> **Work instruction**:
Search the entries below for "Contentful", and copy each line where it appears.

> **Listed records**:
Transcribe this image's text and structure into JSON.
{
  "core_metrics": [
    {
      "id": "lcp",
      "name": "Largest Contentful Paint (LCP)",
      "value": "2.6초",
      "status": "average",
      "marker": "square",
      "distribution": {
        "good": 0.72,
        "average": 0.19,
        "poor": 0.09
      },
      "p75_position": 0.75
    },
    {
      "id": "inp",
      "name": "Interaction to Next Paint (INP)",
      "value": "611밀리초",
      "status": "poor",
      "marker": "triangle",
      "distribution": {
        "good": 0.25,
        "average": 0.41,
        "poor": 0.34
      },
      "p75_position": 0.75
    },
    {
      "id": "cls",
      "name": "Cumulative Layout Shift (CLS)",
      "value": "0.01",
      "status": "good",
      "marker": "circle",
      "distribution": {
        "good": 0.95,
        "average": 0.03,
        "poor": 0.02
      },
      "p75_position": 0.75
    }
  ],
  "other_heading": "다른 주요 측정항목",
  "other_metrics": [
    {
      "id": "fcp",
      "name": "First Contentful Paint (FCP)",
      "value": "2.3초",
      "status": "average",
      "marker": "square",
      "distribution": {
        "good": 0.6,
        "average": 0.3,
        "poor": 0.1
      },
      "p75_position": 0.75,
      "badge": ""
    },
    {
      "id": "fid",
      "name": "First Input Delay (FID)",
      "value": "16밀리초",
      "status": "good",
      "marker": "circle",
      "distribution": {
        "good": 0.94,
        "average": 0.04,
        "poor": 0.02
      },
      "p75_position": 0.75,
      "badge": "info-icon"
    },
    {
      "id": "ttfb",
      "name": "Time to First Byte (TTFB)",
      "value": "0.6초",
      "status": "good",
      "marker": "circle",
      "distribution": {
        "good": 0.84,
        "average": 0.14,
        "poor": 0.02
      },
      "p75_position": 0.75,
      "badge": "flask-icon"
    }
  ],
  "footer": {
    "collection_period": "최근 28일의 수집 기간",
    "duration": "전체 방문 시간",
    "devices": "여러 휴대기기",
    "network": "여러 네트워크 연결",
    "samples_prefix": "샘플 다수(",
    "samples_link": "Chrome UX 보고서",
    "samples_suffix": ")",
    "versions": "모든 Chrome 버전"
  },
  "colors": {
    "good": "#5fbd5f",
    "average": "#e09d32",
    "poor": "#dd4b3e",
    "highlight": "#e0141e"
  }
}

> **Result of this task**:
      "name": "Largest Contentful Paint (LCP)",
      "name": "First Contentful Paint (FCP)",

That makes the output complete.